• Description of the task
Repeat the entries exactly as they stand.

[App and web page records]
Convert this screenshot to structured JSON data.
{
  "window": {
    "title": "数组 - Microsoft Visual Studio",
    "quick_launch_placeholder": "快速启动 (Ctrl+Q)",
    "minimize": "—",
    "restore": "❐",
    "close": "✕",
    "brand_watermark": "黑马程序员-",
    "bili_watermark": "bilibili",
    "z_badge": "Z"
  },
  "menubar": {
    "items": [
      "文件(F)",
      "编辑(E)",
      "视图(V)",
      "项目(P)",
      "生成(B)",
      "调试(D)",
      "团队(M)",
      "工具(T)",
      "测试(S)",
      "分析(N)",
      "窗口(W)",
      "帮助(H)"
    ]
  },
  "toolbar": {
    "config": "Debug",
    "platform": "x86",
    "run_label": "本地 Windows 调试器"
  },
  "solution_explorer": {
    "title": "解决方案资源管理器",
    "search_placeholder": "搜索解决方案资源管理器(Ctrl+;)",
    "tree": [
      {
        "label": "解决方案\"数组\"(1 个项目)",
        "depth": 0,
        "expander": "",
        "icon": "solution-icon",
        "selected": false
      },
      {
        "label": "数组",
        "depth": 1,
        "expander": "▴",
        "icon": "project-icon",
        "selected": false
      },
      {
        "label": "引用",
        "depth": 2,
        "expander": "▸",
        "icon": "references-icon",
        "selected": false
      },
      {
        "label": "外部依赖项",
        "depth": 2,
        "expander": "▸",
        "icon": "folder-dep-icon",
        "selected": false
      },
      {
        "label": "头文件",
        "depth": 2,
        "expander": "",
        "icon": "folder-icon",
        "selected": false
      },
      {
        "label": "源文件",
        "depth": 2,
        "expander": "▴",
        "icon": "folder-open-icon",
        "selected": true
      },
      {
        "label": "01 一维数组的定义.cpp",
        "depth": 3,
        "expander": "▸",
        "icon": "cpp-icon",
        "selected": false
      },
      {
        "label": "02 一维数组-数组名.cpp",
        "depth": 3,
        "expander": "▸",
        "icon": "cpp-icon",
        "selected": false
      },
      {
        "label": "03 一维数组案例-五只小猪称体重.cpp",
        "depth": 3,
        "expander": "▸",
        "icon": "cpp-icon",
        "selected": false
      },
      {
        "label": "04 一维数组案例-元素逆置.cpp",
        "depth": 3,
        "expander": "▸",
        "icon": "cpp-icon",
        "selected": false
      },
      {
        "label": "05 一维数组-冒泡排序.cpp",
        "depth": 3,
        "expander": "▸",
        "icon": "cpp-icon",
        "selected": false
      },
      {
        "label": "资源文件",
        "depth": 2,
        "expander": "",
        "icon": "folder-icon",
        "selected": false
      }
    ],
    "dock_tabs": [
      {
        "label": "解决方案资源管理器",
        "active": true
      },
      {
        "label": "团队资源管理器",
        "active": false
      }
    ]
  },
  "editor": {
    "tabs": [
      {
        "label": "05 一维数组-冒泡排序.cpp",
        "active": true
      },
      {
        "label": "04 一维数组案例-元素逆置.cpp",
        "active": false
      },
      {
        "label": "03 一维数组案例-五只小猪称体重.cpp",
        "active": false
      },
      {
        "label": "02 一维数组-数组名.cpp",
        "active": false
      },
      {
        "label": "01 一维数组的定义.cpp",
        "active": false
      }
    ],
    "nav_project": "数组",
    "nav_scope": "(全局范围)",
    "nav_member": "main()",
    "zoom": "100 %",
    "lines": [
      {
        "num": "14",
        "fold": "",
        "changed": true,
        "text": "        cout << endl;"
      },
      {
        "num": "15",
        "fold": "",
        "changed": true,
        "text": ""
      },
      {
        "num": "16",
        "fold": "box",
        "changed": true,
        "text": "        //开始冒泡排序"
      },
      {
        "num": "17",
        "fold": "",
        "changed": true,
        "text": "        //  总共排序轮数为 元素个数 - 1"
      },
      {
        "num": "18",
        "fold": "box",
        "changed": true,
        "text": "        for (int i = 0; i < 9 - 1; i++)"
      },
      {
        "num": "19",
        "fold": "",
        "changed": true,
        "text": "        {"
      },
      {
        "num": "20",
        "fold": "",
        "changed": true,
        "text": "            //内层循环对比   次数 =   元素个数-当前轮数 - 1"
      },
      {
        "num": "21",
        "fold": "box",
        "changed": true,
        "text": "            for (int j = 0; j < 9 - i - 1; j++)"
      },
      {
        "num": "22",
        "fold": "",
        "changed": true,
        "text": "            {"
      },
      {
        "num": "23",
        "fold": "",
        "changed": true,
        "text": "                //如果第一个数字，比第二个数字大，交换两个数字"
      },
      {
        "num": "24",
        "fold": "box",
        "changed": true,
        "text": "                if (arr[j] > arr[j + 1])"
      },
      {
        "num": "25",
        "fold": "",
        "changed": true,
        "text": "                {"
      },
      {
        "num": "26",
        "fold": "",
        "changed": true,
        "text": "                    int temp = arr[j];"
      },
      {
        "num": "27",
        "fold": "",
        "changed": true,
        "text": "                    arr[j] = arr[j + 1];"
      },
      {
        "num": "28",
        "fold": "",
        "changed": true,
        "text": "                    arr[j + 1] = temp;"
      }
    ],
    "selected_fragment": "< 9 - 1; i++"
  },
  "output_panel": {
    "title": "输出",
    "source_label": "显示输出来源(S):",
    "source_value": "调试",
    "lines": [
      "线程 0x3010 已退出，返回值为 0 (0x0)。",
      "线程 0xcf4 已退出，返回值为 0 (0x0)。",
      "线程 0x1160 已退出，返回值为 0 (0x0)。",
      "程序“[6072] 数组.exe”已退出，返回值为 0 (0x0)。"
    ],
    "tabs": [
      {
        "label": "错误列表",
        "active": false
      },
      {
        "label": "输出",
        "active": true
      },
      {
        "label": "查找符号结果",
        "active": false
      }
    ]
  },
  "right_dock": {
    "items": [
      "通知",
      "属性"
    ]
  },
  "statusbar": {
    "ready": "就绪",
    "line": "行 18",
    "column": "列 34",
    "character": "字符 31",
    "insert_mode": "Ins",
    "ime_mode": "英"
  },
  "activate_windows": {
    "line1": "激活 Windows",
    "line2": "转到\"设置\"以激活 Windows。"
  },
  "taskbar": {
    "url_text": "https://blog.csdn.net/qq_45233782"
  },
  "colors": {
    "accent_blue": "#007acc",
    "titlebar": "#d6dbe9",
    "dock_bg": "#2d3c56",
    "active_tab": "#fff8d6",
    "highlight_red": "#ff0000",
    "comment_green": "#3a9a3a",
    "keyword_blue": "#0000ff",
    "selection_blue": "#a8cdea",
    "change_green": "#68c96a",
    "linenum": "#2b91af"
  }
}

• Task solution
Convert this screenshot to structured JSON data.
{
  "window": {
    "title": "数组 - Microsoft Visual Studio",
    "quick_launch_placeholder": "快速启动 (Ctrl+Q)",
    "minimize": "—",
    "restore": "❐",
    "close": "✕",
    "brand_watermark": "黑马程序员-",
    "bili_watermark": "bilibili",
    "z_badge": "Z"
  },
  "menubar": {
    "items": [
      "文件(F)",
      "编辑(E)",
      "视图(V)",
      "项目(P)",
      "生成(B)",
      "调试(D)",
      "团队(M)",
      "工具(T)",
      "测试(S)",
      "分析(N)",
      "窗口(W)",
      "帮助(H)"
    ]
  },
  "toolbar": {
    "config": "Debug",
    "platform": "x86",
    "run_label": "本地 Windows 调试器"
  },
  "solution_explorer": {
    "title": "解决方案资源管理器",
    "search_placeholder": "搜索解决方案资源管理器(Ctrl+;)",
    "tree": [
      {
        "label": "解决方案\"数组\"(1 个项目)",
        "depth": 0,
        "expander": "",
        "icon": "solution-icon",
        "selected": false
      },
      {
        "label": "数组",
        "depth": 1,
        "expander": "▴",
        "icon": "project-icon",
        "selected": false
      },
      {
        "label": "引用",
        "depth": 2,
        "expander": "▸",
        "icon": "references-icon",
        "selected": false
      },
      {
        "label": "外部依赖项",
        "depth": 2,
        "expander": "▸",
        "icon": "folder-dep-icon",
        "selected": false
      },
      {
        "label": "头文件",
        "depth": 2,
        "expander": "",
        "icon": "folder-icon",
        "selected": false
      },
      {
        "label": "源文件",
        "depth": 2,
        "expander": "▴",
        "icon": "folder-open-icon",
        "selected": true
      },
      {
        "label": "01 一维数组的定义.cpp",
        "depth": 3,
        "expander": "▸",
        "icon": "cpp-icon",
        "selected": false
      },
      {
        "label": "02 一维数组-数组名.cpp",
        "depth": 3,
        "expander": "▸",
        "icon": "cpp-icon",
        "selected": false
      },
      {
        "label": "03 一维数组案例-五只小猪称体重.cpp",
        "depth": 3,
        "expander": "▸",
        "icon": "cpp-icon",
        "selected": false
      },
      {
        "label": "04 一维数组案例-元素逆置.cpp",
        "depth": 3,
        "expander": "▸",
        "icon": "cpp-icon",
        "selected": false
      },
      {
        "label": "05 一维数组-冒泡排序.cpp",
        "depth": 3,
        "expander": "▸",
        "icon": "cpp-icon",
        "selected": false
      },
      {
        "label": "资源文件",
        "depth": 2,
        "expander": "",
        "icon": "folder-icon",
        "selected": false
      }
    ],
    "dock_tabs": [
      {
        "label": "解决方案资源管理器",
        "active": true
      },
      {
        "label": "团队资源管理器",
        "active": false
      }
    ]
  },
  "editor": {
    "tabs": [
      {
        "label": "05 一维数组-冒泡排序.cpp",
        "active": true
      },
      {
        "label": "04 一维数组案例-元素逆置.cpp",
        "active": false
      },
      {
        "label": "03 一维数组案例-五只小猪称体重.cpp",
        "active": false
      },
      {
        "label": "02 一维数组-数组名.cpp",
        "active": false
      },
      {
        "label": "01 一维数组的定义.cpp",
        "active": false
      }
    ],
    "nav_project": "数组",
    "nav_scope": "(全局范围)",
    "nav_member": "main()",
    "zoom": "100 %",
    "lines": [
      {
        "num": "14",
        "fold": "",
        "changed": true,
        "text": "        cout << endl;"
      },
      {
        "num": "15",
        "fold": "",
        "changed": true,
        "text": ""
      },
      {
        "num": "16",
        "fold": "box",
        "changed": true,
        "text": "        //开始冒泡排序"
      },
      {
        "num": "17",
        "fold": "",
        "changed": true,
        "text": "        //  总共排序轮数为 元素个数 - 1"
      },
      {
        "num": "18",
        "fold": "box",
        "changed": true,
        "text": "        for (int i = 0; i < 9 - 1; i++)"
      },
      {
        "num": "19",
        "fold": "",
        "changed": true,
        "text": "        {"
      },
      {
        "num": "20",
        "fold": "",
        "changed": true,
        "text": "            //内层循环对比   次数 =   元素个数-当前轮数 - 1"
      },
      {
        "num": "21",
        "fold": "box",
        "changed": true,
        "text": "            for (int j = 0; j < 9 - i - 1; j++)"
      },
      {
        "num": "22",
        "fold": "",
        "changed": true,
        "text": "            {"
      },
      {
        "num": "23",
        "fold": "",
        "changed": true,
        "text": "                //如果第一个数字，比第二个数字大，交换两个数字"
      },
      {
        "num": "24",
        "fold": "box",
        "changed": true,
        "text": "                if (arr[j] > arr[j + 1])"
      },
      {
        "num": "25",
        "fold": "",
        "changed": true,
        "text": "                {"
      },
      {
        "num": "26",
        "fold": "",
        "changed": true,
        "text": "                    int temp = arr[j];"
      },
      {
        "num": "27",
        "fold": "",
        "changed": true,
        "text": "                    arr[j] = arr[j + 1];"
      },
      {
        "num": "28",
        "fold": "",
        "changed": true,
        "text": "                    arr[j + 1] = temp;"
      }
    ],
    "selected_fragment": "< 9 - 1; i++"
  },
  "output_panel": {
    "title": "输出",
    "source_label": "显示输出来源(S):",
    "source_value": "调试",
    "lines": [
      "线程 0x3010 已退出，返回值为 0 (0x0)。",
      "线程 0xcf4 已退出，返回值为 0 (0x0)。",
      "线程 0x1160 已退出，返回值为 0 (0x0)。",
      "程序“[6072] 数组.exe”已退出，返回值为 0 (0x0)。"
    ],
    "tabs": [
      {
        "label": "错误列表",
        "active": false
      },
      {
        "label": "输出",
        "active": true
      },
      {
        "label": "查找符号结果",
        "active": false
      }
    ]
  },
  "right_dock": {
    "items": [
      "通知",
      "属性"
    ]
  },
  "statusbar": {
    "ready": "就绪",
    "line": "行 18",
    "column": "列 34",
    "character": "字符 31",
    "insert_mode": "Ins",
    "ime_mode": "英"
  },
  "activate_windows": {
    "line1": "激活 Windows",
    "line2": "转到\"设置\"以激活 Windows。"
  },
  "taskbar": {
    "url_text": "https://blog.csdn.net/qq_45233782"
  },
  "colors": {
    "accent_blue": "#007acc",
    "titlebar": "#d6dbe9",
    "dock_bg": "#2d3c56",
    "active_tab": "#fff8d6",
    "highlight_red": "#ff0000",
    "comment_green": "#3a9a3a",
    "keyword_blue": "#0000ff",
    "selection_blue": "#a8cdea",
    "change_green": "#68c96a",
    "linenum": "#2b91af"
  }
}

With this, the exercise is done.